Cross-border condom swallower remains in jail
The sentencing of a man who pleaded guilty to importing cocaine – via swallowing 66 drug-filled condoms – was adjourned last week so lawyers could research if immigration laws should be considered in deciding his penalty.
“Our correctional system is designed in such a way that people in custody get out a little early to be integrated” back into the community, Judge James Sutherland said during a March 11 hearing for Ricardo Vasquez in Surrey Provincial Court.
“We don’t know… whether Mr. Vasquez is subject to that, or whether he has to stay in. Mr. Vasquez is not going to be reintegrated into Canadian society.”
Vasquez, 35, pleaded guilty Jan. 30 to importing cocaine. He has been in custody since Sept. 7, after border guards at the Pacific Highway crossing in South Surrey became suspicious of information provided by Vasquez, who was a passenger on a northbound bus.
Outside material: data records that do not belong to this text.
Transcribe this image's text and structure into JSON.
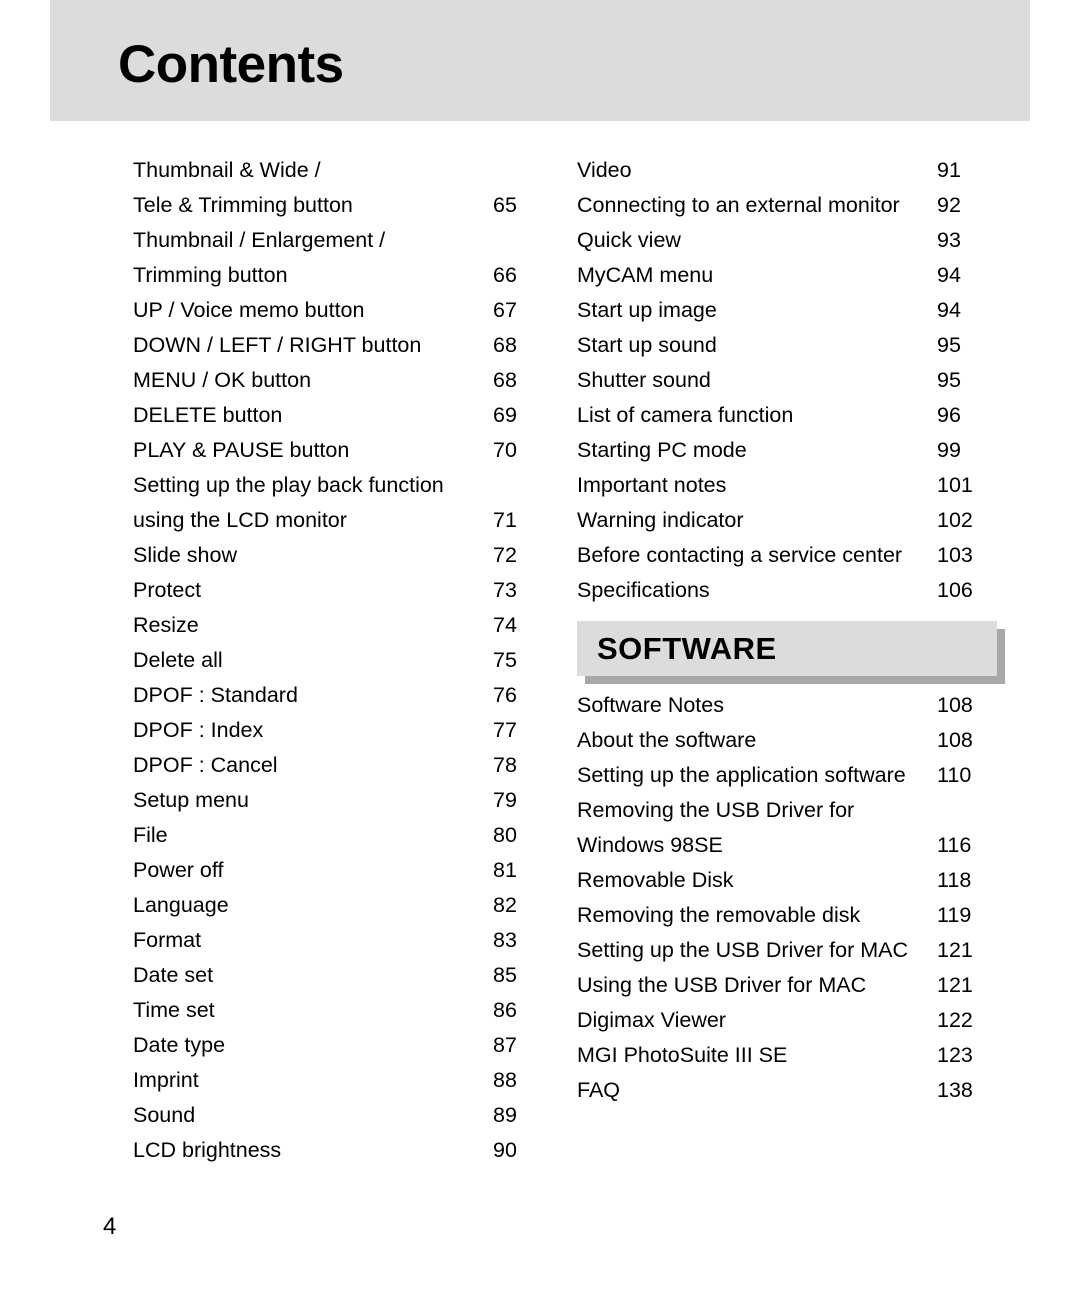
{
  "page": {
    "title": "Contents",
    "folio": "4",
    "header_bg": "#dcdcdc",
    "shadow_color": "#a8a8a8",
    "text_color": "#000000"
  },
  "left_column": {
    "entries": [
      {
        "label": "Thumbnail & Wide /",
        "page": ""
      },
      {
        "label": "Tele & Trimming button",
        "page": "65"
      },
      {
        "label": "Thumbnail / Enlargement /",
        "page": ""
      },
      {
        "label": "Trimming button",
        "page": "66"
      },
      {
        "label": "UP / Voice memo button",
        "page": "67"
      },
      {
        "label": "DOWN / LEFT / RIGHT button",
        "page": "68"
      },
      {
        "label": "MENU / OK button",
        "page": "68"
      },
      {
        "label": "DELETE button",
        "page": "69"
      },
      {
        "label": "PLAY & PAUSE button",
        "page": "70"
      },
      {
        "label": "Setting up the play back function",
        "page": ""
      },
      {
        "label": "using the LCD monitor",
        "page": "71"
      },
      {
        "label": "Slide show",
        "page": "72"
      },
      {
        "label": "Protect",
        "page": "73"
      },
      {
        "label": "Resize",
        "page": "74"
      },
      {
        "label": "Delete all",
        "page": "75"
      },
      {
        "label": "DPOF : Standard",
        "page": "76"
      },
      {
        "label": "DPOF : Index",
        "page": "77"
      },
      {
        "label": "DPOF : Cancel",
        "page": "78"
      },
      {
        "label": "Setup menu",
        "page": "79"
      },
      {
        "label": "File",
        "page": "80"
      },
      {
        "label": "Power off",
        "page": "81"
      },
      {
        "label": "Language",
        "page": "82"
      },
      {
        "label": "Format",
        "page": "83"
      },
      {
        "label": "Date set",
        "page": "85"
      },
      {
        "label": "Time set",
        "page": "86"
      },
      {
        "label": "Date type",
        "page": "87"
      },
      {
        "label": "Imprint",
        "page": "88"
      },
      {
        "label": "Sound",
        "page": "89"
      },
      {
        "label": "LCD brightness",
        "page": "90"
      }
    ]
  },
  "right_column": {
    "entries_before_section": [
      {
        "label": "Video",
        "page": "91"
      },
      {
        "label": "Connecting to an external monitor",
        "page": "92"
      },
      {
        "label": "Quick view",
        "page": "93"
      },
      {
        "label": "MyCAM menu",
        "page": "94"
      },
      {
        "label": "Start up image",
        "page": "94"
      },
      {
        "label": "Start up sound",
        "page": "95"
      },
      {
        "label": "Shutter sound",
        "page": "95"
      },
      {
        "label": "List of camera function",
        "page": "96"
      },
      {
        "label": "Starting PC mode",
        "page": "99"
      },
      {
        "label": "Important notes",
        "page": "101"
      },
      {
        "label": "Warning indicator",
        "page": "102"
      },
      {
        "label": "Before contacting a service center",
        "page": "103"
      },
      {
        "label": "Specifications",
        "page": "106"
      }
    ],
    "section_banner": {
      "label": "SOFTWARE"
    },
    "entries_after_section": [
      {
        "label": "Software Notes",
        "page": "108"
      },
      {
        "label": "About the software",
        "page": "108"
      },
      {
        "label": "Setting up the application software",
        "page": "110"
      },
      {
        "label": "Removing the USB Driver for",
        "page": ""
      },
      {
        "label": "Windows 98SE",
        "page": "116"
      },
      {
        "label": "Removable Disk",
        "page": "118"
      },
      {
        "label": "Removing the removable disk",
        "page": "119"
      },
      {
        "label": "Setting up the USB Driver for MAC",
        "page": "121"
      },
      {
        "label": "Using the USB Driver for MAC",
        "page": "121"
      },
      {
        "label": "Digimax Viewer",
        "page": "122"
      },
      {
        "label": "MGI PhotoSuite III SE",
        "page": "123"
      },
      {
        "label": "FAQ",
        "page": "138"
      }
    ]
  }
}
As Vasquez stood in the prisoner’s dock, federal prosecutor James Whiting told Sutherland how Vasquez had told the officers he was travelling from Chicago, Ill. to Whistler to see a friend, but he had no return ticket.
Then, Vasquez changed his story, explaining he was travelling from Guadalajara, Mexico, and that he had said Chicago because he thought it would make it easier to enter the country.
Vasquez was carrying two cellphones, Whiting said, one of which bore a text message that appeared to point to a plan to import drugs; it instructed Vasquez to dispose of his plane tickets and luggage tags, and to call when he arrived at his hotel.
Ion scans and swab tests “all came back as testing positive for cocaine,” the prosecutor said.
When an X-ray was inconclusive, Whiting said, Vasquez was taken to Vancouver airport to be monitored in a “drug loo.”
That afternoon, Vasquez gave a statement “that he had swallowed about 20 pellets two or three days prior,” Whiting said.
About 30 minutes after that, he “began to excrete the pellets, (each) about 1.5” in length.”
Due to health concerns, Vasquez was then transported to Richmond Hospital. The balance of the 66 pellets – a total 725 grams of cocaine – were collected over the next two days.
Whiting estimated the wholesale value of the drugs at just over $25,000.
Vasquez, who doesn’t speak English, listened to proceedings through a translator. He became emotional when Whiting spoke of his apparent motivation for the crime – a personal debt incurred as a result of medical bills for his son.
Whiting said that without proof, the claim cannot be given much weight.
Describing importing drugs as a more serious offence than trafficking, he asked Sutherland to impose a four-year jail term on Vasquez.
“The Crown’s position… (is) that couriers are not to be treated any more leniently. In fact, case law says the opposite,” Whiting said. “Couriers tend to be selected due to their lack of criminal record or the perception that will appear more sympathetic” should they be caught.
“Choosing to bring something like this into the country certainly reflects a serious, serious threat of damage to the community.”
Vasquez’s lawyer, Evi dos Santos, suggested Sutherland consider a term of 18 months, describing his client as being in “desperate need… compelled to be part of this scheme.”
“There is no evidence he was going to profit,” dos Santos said.
Dos Santos noted Vasquez has no prior criminal record, he was made to swallow the drugs and he is remorseful.
Jail, dos Santos added, has been “very stressful” on his client; he has lost contact with his wife and son, lost weight and isn’t sleeping well.
Sutherland, noting the terms of statutory release in this case is a “live issue,” adjourned the hearing until April 5.